**What this task involves:**
Pick out the lines in the listing below that contain the word "arrow" and copy them.
### Working data ###
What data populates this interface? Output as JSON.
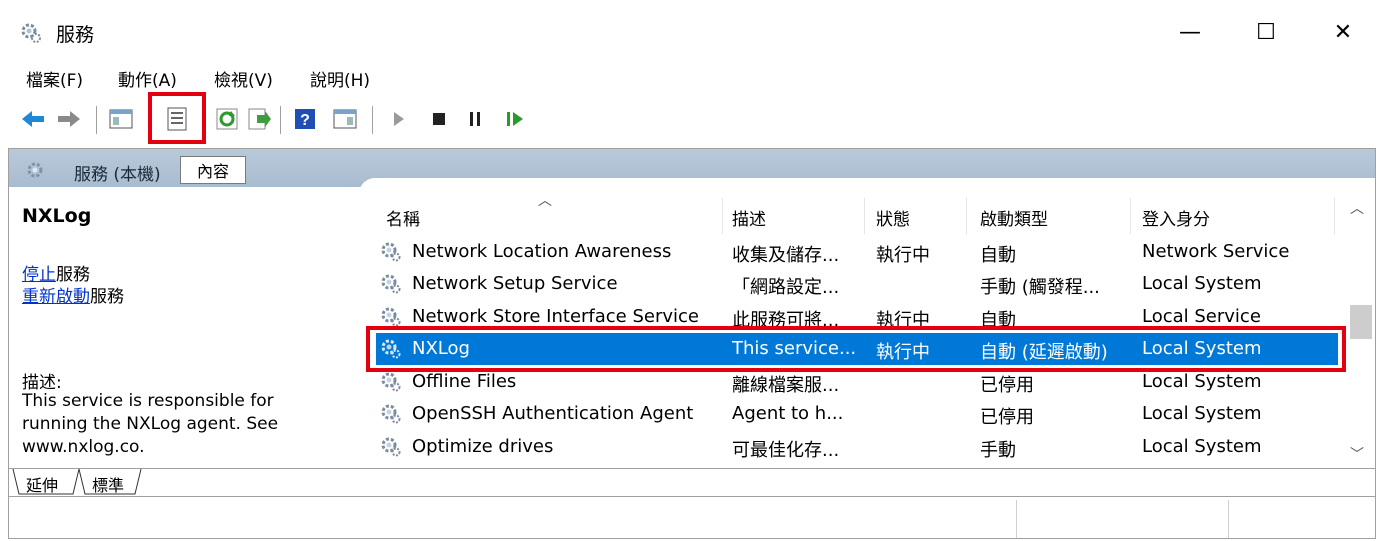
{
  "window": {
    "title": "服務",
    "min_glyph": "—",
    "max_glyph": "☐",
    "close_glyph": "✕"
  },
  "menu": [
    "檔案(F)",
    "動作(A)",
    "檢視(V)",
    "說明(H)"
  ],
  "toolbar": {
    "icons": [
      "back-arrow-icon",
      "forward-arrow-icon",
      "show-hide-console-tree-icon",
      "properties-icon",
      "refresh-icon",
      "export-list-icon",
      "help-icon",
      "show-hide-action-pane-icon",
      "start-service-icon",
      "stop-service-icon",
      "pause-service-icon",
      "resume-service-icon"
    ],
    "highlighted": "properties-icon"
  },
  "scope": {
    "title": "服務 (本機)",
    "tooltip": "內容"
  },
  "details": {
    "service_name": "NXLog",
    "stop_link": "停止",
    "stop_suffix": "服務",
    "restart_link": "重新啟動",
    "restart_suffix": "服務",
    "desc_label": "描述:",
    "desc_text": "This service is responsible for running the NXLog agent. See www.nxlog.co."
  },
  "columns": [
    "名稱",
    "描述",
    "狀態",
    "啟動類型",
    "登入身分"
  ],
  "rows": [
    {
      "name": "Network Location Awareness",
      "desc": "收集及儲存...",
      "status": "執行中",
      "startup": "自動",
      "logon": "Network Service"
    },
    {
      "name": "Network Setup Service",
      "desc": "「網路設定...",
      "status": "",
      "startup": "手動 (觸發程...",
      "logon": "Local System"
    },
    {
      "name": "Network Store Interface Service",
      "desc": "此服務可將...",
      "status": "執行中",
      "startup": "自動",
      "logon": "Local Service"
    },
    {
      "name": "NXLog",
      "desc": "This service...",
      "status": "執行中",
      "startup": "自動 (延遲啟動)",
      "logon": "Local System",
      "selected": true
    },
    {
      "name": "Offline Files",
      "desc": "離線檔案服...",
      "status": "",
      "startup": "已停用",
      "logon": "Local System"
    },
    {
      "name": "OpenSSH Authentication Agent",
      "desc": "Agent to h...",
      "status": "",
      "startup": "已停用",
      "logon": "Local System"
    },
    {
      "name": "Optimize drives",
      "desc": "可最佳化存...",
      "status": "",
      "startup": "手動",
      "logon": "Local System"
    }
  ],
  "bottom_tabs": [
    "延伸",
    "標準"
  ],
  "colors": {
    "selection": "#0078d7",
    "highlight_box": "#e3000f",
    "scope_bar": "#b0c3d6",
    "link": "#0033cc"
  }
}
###
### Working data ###
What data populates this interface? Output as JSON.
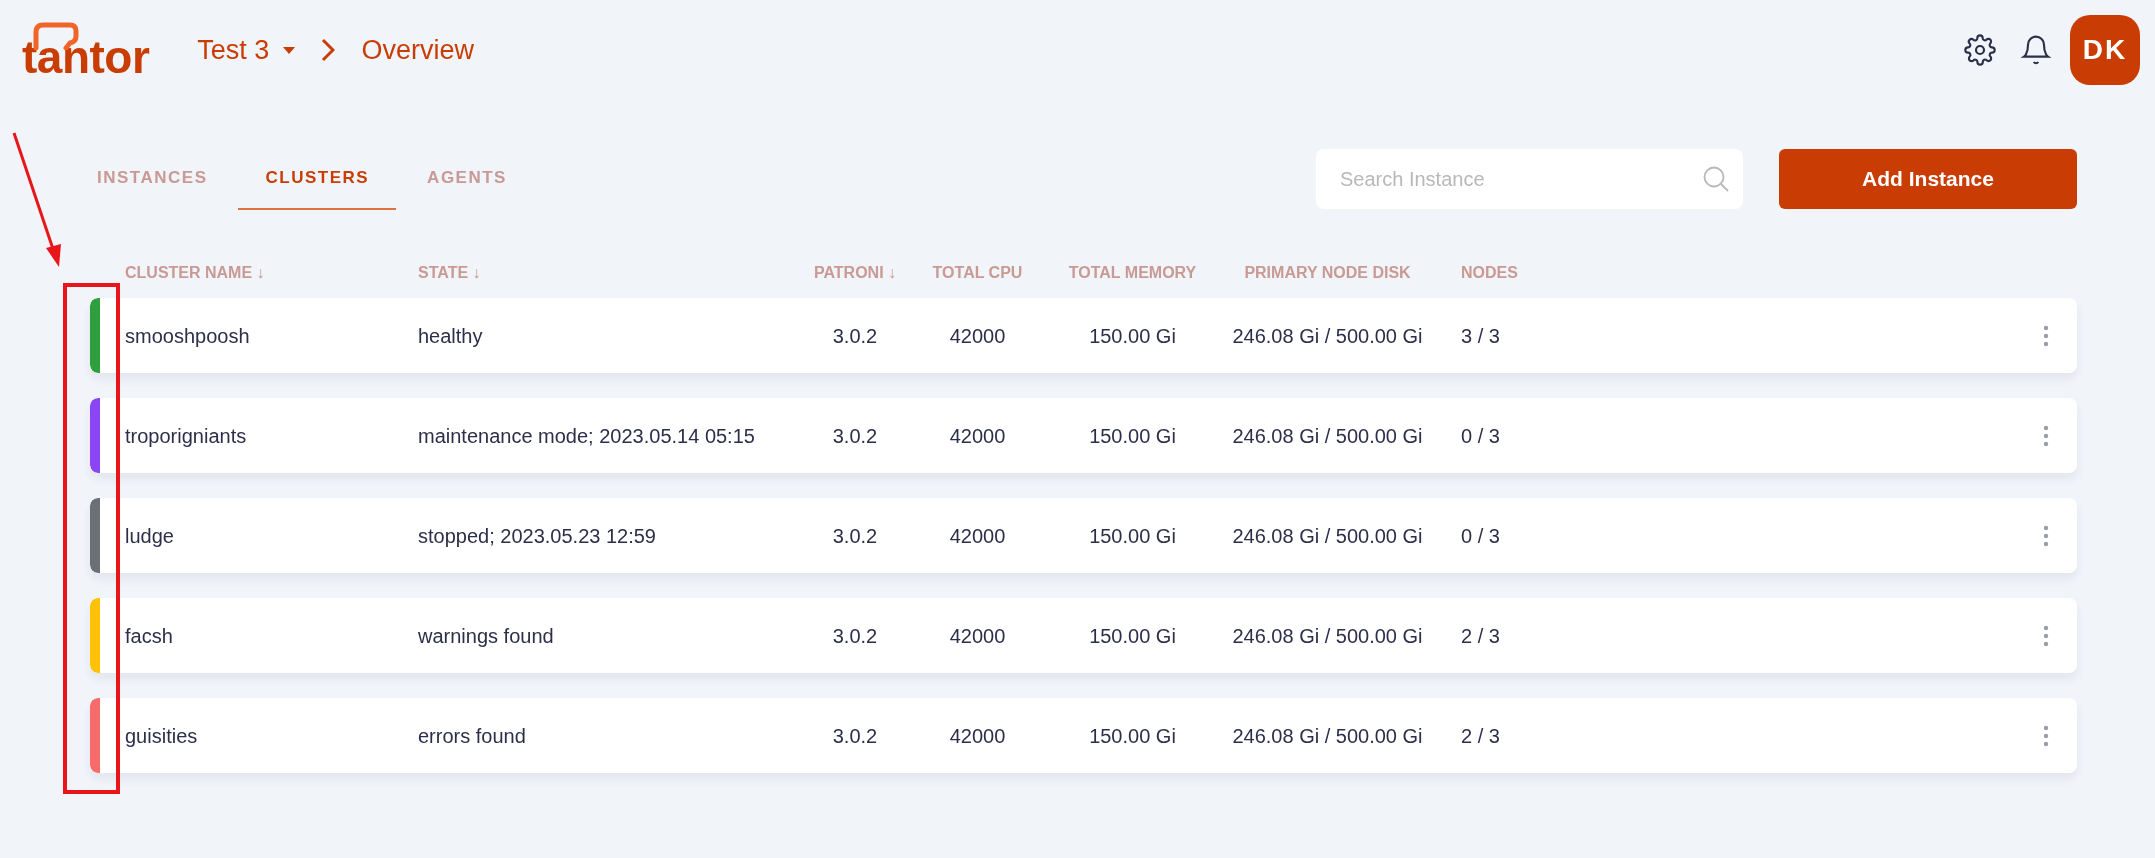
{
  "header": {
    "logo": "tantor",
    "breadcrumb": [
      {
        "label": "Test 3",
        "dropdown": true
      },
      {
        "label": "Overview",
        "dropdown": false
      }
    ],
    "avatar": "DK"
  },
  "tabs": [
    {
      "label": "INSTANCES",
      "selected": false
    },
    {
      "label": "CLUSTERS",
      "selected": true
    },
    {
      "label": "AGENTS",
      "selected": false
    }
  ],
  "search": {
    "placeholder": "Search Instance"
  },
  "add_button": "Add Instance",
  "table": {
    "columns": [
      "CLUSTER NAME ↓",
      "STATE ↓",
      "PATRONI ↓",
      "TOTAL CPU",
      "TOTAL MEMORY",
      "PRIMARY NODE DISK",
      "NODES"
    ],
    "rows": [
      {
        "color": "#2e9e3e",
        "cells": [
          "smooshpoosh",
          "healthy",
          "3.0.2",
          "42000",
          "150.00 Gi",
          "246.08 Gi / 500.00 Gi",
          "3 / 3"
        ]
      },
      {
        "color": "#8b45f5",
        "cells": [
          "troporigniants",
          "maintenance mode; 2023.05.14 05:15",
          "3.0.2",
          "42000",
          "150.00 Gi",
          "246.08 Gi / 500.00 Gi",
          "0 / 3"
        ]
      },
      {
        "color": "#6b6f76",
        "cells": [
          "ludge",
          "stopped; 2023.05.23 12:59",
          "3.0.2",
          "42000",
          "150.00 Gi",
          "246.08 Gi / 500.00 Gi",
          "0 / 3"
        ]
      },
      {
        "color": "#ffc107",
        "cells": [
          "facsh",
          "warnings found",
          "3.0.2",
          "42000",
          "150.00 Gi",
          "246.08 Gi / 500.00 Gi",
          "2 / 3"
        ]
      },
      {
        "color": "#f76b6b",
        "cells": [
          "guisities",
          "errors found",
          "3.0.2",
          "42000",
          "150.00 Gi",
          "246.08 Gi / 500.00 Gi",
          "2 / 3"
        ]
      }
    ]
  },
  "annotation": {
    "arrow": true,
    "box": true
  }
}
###
**Response to this task:**
      "back-arrow-icon",
      "forward-arrow-icon",
    "arrow": true,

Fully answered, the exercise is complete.